The elongated double helix nebula stretches 80 light years in length.
Thursday, March 16, 2006 Posted: 1818 GMT (0218 HKT)
WASHINGTON (Reuters) -- Cosmic nebulae usually look like blobs in space, but astronomers using the Spitzer Space Telescope reported on Wednesday they have found a nebula twisted like the double helix of DNA.
"Nobody has ever seen anything like that before in the cosmic realm," said Mark Morris of the University of California, Los Angeles.
Most nebulae are "formless, amorphous conglomerations of dust and gas," Morris said in a statement, adding that this one "indicates a high degree of order."
The discovery of the twisted nebula, which stretches across 80 light-years at the center of the Milky Way, the galaxy that includes Earth, was reported in the current edition of the journal Nature.
A light-year is about 6 trillion miles (10 trillion kilometers), the distance light travels in a year.
"We see two intertwining strands wrapped around each other as in a DNA molecule," said Morris, lead author of the Nature article.
DNA, which forms the basic material in chromosomes, has a molecule that looks like a twisted ladder, known as a double helix.
The strands of the nebula may be torqued by twisted magnetic fields at the Milky Way's center, Morris said by telephone.
These magnetic fields are indirectly spawned by the gaping black hole at the galactic heart, he said.
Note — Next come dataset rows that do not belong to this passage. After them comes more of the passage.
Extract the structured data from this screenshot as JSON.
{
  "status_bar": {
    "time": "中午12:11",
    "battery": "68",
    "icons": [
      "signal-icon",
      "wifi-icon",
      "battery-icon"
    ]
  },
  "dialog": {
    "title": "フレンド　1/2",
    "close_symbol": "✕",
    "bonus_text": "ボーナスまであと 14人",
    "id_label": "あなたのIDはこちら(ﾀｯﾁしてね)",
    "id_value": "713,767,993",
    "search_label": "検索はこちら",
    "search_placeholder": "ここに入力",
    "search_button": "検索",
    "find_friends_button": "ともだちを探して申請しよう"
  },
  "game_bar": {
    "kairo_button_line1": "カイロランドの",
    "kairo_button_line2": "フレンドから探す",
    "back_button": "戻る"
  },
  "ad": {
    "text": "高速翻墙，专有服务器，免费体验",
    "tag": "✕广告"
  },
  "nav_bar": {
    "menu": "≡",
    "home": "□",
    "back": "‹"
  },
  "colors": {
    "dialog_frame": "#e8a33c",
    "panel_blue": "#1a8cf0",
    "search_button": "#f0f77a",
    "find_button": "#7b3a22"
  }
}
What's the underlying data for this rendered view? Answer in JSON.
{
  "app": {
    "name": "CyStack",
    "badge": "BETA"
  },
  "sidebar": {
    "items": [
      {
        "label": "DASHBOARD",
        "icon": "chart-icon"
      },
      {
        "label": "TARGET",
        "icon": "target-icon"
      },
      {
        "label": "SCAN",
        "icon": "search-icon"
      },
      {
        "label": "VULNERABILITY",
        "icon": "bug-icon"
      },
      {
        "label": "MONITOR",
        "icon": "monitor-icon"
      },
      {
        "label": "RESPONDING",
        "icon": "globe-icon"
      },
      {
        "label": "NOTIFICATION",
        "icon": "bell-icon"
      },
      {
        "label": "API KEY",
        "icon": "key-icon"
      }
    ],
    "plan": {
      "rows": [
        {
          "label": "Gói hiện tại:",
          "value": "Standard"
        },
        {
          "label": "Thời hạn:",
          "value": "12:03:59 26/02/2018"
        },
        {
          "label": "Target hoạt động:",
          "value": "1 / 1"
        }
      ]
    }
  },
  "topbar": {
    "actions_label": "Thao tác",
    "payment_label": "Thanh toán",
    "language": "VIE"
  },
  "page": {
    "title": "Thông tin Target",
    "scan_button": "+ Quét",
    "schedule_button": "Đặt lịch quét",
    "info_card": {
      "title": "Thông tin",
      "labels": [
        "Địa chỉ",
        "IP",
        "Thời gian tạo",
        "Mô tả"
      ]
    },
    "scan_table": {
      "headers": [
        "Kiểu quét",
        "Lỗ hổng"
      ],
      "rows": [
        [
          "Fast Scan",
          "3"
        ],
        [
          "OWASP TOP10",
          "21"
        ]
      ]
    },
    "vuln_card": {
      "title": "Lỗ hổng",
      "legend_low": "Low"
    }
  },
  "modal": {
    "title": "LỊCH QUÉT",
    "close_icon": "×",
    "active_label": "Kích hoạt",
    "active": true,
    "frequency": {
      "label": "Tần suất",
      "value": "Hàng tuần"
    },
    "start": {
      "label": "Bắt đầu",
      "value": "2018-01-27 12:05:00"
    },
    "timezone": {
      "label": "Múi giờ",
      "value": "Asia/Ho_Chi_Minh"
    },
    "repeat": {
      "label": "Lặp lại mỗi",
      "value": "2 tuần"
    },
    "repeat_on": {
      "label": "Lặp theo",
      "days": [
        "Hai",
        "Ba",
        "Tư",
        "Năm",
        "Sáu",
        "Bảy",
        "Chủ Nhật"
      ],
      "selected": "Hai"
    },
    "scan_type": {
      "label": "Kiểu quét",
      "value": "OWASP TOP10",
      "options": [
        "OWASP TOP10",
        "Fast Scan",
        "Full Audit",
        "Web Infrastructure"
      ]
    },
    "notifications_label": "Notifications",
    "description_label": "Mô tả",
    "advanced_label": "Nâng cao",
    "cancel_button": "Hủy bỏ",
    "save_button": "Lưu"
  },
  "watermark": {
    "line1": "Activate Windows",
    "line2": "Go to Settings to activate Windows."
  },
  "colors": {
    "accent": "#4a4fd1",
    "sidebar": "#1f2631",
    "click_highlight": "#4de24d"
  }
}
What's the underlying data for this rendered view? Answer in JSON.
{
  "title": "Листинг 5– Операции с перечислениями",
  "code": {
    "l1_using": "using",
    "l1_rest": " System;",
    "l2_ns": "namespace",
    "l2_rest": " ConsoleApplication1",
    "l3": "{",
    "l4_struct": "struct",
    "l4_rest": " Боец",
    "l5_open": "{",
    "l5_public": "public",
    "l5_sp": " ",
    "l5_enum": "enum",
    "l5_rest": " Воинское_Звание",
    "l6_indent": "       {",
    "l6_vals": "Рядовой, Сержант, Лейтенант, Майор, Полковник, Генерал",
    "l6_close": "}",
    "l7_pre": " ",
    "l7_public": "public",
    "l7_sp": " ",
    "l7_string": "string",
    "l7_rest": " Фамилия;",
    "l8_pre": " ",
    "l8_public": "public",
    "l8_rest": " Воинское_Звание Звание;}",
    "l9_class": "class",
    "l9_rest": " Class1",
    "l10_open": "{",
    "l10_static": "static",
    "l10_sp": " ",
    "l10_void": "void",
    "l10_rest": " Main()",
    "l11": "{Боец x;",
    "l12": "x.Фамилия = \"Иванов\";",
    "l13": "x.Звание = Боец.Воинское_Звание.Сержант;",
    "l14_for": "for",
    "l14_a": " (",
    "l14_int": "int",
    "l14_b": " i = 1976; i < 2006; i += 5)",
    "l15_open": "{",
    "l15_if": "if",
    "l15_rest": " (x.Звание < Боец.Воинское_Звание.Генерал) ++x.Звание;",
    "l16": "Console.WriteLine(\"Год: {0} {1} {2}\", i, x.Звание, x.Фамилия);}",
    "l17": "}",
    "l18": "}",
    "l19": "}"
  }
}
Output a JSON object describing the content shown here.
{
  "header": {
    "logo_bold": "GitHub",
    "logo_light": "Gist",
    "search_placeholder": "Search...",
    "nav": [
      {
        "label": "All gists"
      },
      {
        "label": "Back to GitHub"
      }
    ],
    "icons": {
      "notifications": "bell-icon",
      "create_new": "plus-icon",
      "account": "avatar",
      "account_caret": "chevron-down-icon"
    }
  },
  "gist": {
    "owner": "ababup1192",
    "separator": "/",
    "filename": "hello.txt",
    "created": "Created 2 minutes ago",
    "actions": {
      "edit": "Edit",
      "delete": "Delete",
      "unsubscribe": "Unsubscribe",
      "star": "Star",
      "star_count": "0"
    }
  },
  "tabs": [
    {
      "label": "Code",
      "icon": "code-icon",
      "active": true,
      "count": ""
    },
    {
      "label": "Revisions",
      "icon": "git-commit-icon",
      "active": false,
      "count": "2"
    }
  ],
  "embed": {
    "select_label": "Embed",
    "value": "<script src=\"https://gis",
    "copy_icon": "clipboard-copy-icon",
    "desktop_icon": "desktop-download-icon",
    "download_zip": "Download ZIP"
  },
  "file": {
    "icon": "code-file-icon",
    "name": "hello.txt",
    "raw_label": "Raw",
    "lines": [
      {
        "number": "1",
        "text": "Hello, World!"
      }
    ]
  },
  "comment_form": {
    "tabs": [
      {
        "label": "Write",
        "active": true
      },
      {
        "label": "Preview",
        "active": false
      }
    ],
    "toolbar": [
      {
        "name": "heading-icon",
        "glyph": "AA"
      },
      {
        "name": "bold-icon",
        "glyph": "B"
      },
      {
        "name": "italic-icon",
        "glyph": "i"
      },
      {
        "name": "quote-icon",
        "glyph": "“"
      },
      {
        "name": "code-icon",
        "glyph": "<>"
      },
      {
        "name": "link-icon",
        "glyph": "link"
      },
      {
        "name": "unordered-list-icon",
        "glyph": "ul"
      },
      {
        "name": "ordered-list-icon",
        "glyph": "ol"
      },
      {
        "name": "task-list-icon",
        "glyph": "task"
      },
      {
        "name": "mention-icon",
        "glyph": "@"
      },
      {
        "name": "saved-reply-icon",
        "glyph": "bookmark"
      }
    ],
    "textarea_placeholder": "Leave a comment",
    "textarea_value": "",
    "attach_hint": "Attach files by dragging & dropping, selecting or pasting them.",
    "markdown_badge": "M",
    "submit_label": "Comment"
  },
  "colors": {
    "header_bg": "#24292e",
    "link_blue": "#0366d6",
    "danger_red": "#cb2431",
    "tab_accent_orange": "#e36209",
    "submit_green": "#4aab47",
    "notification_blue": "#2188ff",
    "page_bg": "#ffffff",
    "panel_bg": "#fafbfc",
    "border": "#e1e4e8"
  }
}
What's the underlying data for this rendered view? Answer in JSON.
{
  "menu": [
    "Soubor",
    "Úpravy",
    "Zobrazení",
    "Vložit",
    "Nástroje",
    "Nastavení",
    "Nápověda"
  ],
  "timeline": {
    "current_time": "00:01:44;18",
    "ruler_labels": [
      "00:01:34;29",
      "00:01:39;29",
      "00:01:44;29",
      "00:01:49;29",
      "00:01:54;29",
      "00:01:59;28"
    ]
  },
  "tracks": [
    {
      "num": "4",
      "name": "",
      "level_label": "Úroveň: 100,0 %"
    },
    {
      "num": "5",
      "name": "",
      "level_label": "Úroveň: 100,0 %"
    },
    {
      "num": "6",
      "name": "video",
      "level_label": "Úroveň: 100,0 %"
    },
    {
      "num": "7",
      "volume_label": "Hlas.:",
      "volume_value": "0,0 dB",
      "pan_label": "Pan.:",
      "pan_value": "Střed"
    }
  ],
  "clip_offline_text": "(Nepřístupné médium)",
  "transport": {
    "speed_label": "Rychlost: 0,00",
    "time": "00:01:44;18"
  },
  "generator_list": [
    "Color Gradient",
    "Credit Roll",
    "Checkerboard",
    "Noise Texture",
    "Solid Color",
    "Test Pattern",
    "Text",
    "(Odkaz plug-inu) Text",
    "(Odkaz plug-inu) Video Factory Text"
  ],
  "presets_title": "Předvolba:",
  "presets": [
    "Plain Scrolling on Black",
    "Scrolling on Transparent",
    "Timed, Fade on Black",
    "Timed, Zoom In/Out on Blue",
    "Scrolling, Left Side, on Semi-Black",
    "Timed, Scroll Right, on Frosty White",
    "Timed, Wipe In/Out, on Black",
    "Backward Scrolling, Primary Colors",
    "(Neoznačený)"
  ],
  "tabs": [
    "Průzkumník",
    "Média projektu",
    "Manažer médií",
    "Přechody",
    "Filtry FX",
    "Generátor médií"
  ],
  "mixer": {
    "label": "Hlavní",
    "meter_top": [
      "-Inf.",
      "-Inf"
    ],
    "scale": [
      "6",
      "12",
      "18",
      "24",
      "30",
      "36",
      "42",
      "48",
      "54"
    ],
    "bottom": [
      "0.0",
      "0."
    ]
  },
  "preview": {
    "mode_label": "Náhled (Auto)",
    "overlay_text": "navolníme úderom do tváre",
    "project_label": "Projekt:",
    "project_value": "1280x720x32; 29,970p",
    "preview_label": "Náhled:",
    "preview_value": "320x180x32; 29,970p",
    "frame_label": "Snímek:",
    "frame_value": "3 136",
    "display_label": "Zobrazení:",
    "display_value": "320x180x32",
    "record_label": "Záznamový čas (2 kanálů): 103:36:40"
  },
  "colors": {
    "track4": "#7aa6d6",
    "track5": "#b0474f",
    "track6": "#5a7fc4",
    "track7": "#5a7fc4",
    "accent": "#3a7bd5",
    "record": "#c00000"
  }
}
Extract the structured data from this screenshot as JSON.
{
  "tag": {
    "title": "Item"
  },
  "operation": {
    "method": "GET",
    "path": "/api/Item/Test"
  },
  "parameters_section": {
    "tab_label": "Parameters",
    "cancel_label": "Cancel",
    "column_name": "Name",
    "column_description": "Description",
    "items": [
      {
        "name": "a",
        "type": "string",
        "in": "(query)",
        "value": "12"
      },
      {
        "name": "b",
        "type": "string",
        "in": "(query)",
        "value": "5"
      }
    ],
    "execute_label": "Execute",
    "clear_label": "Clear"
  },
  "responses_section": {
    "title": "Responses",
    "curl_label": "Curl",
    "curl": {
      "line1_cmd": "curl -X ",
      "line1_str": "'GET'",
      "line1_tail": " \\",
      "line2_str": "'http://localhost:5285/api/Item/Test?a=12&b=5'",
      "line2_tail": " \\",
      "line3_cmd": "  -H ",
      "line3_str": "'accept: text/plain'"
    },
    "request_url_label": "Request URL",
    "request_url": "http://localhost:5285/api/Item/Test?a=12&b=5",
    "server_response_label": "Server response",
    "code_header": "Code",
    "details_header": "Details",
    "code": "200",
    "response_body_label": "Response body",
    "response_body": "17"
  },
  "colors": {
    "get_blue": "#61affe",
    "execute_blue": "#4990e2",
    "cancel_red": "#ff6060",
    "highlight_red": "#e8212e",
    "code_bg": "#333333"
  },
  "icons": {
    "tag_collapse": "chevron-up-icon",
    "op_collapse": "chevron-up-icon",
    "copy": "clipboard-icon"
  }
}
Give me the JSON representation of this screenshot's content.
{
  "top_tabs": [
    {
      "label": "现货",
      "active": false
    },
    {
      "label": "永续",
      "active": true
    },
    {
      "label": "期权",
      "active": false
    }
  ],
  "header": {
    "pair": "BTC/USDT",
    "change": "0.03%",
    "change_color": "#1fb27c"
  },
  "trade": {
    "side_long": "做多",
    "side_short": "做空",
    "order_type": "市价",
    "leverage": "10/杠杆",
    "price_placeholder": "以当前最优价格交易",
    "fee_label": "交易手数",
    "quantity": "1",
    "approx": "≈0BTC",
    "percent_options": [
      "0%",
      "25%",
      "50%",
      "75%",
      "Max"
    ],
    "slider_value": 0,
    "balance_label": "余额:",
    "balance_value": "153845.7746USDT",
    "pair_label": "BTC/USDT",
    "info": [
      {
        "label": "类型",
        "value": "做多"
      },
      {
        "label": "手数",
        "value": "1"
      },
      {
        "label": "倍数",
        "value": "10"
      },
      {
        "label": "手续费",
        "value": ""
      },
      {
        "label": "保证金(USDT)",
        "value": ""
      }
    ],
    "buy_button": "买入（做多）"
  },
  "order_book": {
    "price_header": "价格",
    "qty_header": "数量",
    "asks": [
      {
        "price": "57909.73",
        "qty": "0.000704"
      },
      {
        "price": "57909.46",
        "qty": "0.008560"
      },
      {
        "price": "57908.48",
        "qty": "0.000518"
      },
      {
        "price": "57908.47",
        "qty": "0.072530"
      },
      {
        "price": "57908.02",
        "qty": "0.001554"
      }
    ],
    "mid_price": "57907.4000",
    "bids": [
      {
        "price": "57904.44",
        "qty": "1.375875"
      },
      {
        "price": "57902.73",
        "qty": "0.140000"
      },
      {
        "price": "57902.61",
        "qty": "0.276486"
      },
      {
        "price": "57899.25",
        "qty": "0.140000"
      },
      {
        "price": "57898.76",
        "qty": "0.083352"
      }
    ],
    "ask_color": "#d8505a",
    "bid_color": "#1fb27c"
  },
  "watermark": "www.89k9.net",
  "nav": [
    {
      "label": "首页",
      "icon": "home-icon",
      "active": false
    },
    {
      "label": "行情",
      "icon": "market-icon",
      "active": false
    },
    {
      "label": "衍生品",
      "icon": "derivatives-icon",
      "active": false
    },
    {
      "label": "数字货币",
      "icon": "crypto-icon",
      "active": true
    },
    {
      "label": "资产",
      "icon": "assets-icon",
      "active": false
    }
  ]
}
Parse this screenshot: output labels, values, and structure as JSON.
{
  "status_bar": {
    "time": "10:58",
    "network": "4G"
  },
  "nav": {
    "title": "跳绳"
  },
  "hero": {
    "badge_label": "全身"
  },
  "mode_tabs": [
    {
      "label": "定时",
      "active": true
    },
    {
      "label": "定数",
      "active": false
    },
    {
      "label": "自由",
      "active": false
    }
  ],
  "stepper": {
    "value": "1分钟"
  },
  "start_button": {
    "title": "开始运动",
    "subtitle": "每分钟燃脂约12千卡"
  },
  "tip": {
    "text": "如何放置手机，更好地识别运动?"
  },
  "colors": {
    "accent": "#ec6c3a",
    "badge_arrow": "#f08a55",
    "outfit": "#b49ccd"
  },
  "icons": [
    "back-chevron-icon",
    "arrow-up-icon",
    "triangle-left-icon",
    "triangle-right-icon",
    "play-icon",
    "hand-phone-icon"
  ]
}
Black holes are massive matter-sucking drains in space, pulling in everything around them so powerfully that not even light can escape.
But before the matter falls into the black hole, it swirls around its edges. This rotation twists the magnetic fields, which in turn twist the nebula's strands, Morris said.
The nebula is relatively close to the black hole, just 300 light-years away. Earth is more than 25,000 light-years away.
NASA's Spitzer Space Telescope detects the infrared energy emitted by objects in space with high sensitivity and resolution, enabling it to clearly see the nebula's distinctive shape.